__TASK INPUT__
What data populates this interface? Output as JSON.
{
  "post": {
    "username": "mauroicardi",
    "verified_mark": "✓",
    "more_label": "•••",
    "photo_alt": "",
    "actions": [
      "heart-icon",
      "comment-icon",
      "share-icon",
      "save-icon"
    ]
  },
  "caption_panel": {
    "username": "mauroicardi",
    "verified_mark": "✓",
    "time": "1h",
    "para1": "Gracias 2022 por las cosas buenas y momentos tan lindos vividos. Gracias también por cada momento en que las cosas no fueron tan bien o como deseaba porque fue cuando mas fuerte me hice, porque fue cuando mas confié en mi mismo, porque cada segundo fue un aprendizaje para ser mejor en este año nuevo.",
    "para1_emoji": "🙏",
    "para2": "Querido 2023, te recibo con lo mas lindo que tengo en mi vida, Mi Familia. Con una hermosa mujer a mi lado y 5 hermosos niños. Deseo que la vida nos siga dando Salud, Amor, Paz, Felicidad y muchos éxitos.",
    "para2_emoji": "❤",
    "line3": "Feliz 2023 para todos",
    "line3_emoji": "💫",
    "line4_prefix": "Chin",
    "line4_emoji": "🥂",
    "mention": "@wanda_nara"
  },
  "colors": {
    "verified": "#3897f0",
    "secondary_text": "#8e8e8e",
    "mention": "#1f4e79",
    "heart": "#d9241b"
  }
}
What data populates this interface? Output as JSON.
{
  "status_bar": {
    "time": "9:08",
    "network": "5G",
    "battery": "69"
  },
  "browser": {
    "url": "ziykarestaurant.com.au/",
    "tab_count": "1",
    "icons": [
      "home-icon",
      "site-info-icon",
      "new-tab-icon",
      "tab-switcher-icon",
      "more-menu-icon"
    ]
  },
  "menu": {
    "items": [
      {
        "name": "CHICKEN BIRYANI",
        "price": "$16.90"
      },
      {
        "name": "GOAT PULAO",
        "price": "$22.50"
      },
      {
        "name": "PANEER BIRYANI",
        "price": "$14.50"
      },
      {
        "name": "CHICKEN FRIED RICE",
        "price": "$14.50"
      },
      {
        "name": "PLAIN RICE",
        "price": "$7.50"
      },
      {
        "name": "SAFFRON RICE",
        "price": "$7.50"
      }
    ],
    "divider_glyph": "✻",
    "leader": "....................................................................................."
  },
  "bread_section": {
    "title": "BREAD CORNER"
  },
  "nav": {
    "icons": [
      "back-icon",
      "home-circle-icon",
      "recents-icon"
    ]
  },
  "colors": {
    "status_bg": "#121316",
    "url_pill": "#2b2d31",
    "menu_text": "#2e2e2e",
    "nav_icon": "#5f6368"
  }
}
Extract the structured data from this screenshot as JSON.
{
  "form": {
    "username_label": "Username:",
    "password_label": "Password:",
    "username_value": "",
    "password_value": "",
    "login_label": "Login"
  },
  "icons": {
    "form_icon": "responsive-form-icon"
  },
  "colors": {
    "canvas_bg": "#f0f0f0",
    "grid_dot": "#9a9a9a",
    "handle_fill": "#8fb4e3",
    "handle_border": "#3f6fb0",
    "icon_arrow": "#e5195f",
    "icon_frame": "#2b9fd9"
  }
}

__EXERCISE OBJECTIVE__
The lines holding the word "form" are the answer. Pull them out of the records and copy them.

__COMPLETED TASK__
  "form": {
    "form_icon": "responsive-form-icon"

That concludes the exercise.